Water quality modeling involves water quality based data using mathematical simulation techniques. Water quality modeling helps people understand the eminence of water quality issues and models provide evidence for policy makers to make decisions in order to properly mitigate water. Water quality modeling also helps determine correlations to constituent sources and water quality along with identifying information gaps. Due to the increase in freshwater usage among people, water quality modeling is especially relevant both in a local level and global level. In order to understand and predict the changes over time in water scarcity, climate change, and the economic factor of water resources, water quality models would need sufficient data by including water bodies from both local and global levels.
A water year is a term commonly used in hydrology to describe a time period of 12 months for which precipitation totals are measured. Its beginning differs from the calendar year because part of the precipitation that falls in late autumn and winter accumulates as snow and does not drain until the following spring or summer's snowmelt.
Nutrient cycling in the Columbia River Basin involves the transport of nutrients through the system, as well as transformations from among dissolved, solid, and gaseous phases, depending on the element. The elements that constitute important nutrient cycles include macronutrients such as nitrogen, silicate, phosphorus, and micronutrients, which are found in trace amounts, such as iron.
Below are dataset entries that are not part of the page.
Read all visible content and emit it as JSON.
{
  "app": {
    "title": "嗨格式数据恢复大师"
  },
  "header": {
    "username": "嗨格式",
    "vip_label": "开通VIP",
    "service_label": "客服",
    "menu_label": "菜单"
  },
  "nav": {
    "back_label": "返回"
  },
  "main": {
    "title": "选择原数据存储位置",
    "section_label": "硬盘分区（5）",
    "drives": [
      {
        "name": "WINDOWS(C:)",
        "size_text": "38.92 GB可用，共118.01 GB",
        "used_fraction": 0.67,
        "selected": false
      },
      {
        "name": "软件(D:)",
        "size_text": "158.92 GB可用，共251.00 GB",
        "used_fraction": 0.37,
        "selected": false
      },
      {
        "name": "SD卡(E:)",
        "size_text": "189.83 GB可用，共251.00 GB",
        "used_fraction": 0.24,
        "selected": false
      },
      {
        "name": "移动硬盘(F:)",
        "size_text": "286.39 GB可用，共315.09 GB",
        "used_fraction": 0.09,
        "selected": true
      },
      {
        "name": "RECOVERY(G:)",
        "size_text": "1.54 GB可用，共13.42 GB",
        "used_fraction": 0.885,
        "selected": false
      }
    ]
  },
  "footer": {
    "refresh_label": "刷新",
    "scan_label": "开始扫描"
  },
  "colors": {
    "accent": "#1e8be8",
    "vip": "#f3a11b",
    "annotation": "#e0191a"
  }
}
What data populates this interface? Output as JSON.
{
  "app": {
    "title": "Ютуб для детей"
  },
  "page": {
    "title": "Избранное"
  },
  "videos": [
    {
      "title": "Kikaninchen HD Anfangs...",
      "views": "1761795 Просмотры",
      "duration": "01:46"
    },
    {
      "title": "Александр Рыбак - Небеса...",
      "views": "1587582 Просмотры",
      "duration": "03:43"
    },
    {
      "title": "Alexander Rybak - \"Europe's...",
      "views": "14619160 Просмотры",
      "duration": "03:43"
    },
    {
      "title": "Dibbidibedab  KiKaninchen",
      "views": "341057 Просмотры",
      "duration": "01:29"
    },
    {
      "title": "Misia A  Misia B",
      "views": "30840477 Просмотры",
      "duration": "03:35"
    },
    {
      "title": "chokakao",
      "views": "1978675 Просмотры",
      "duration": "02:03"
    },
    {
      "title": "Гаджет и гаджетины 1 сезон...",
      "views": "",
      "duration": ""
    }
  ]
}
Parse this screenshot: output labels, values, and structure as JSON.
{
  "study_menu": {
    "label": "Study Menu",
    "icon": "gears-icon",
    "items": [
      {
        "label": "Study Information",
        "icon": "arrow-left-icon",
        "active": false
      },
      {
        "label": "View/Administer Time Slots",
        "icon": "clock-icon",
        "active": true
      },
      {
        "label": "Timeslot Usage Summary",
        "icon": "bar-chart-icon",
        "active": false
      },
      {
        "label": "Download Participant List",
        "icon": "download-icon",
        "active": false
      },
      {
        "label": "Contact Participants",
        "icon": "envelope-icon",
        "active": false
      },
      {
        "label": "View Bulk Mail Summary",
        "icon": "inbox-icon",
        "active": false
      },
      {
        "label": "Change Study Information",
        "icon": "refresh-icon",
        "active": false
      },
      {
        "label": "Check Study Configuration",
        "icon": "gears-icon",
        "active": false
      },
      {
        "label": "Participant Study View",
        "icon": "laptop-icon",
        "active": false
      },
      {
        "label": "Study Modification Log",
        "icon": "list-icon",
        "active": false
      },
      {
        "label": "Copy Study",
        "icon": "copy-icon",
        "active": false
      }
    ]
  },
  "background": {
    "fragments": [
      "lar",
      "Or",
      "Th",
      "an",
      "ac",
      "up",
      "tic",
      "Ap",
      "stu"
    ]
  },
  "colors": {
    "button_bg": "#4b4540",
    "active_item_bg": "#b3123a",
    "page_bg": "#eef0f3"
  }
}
Their cycling within a system is controlled by many biological, chemical, and physical processes.
Mary Catherine Hill is an American hydrologist, the winner of the Walter L. Huber Civil Engineering Research Prize and of the Dooge Medal of the International Association of Hydrological Sciences, a Darcy Lecturer for the National Ground Water Association, and Fellow of the American Geophysical Union. After working for many years at the United States Geological Survey, she became a professor of geology at the University of Kansas.
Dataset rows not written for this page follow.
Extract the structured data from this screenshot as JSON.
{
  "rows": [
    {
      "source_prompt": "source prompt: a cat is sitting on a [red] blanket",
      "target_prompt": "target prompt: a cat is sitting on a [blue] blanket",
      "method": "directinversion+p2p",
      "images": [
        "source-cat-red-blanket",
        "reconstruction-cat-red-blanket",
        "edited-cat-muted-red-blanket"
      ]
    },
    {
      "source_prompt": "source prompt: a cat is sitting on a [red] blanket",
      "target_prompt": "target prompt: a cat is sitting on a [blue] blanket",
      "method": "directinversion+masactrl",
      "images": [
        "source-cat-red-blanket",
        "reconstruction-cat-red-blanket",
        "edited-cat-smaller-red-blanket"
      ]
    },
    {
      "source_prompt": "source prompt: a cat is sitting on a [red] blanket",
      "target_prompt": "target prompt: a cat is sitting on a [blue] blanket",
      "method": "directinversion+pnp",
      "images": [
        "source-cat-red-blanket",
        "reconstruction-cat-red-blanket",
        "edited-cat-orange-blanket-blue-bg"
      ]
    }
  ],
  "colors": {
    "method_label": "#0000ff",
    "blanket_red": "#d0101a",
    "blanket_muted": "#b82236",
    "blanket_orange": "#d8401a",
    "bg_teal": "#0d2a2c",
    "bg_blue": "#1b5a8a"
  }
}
Fresh water or freshwater is any naturally occurring liquid or frozen water containing low concentrations of dissolved salts and other total dissolved solids. Although the term specifically excludes seawater and brackish water, it does include non-salty mineral-rich waters such as chalybeate springs. Fresh water may encompass frozen and meltwater in ice sheets, ice caps, glaciers, snowfields and icebergs, natural precipitations such as rainfall, snowfall, hail/sleet and graupel, and surface runoffs that form inland bodies of water such as wetlands, ponds, lakes, rivers, streams, as well as groundwater contained in aquifers, subterranean rivers and lakes. Fresh water is the water resource that is of the most and immediate use to humans.
Paweł Mariusz Rowiński (born February 26, 1965 in Warsaw) – a Polish hydrogeologist, hydrodynamicist, geophysicist, full professor at the Institute of Geophysics, Polish Academy of Sciences, a full member of the Polish Academy of Sciences, Vice-President of the Polish Academy of Sciences.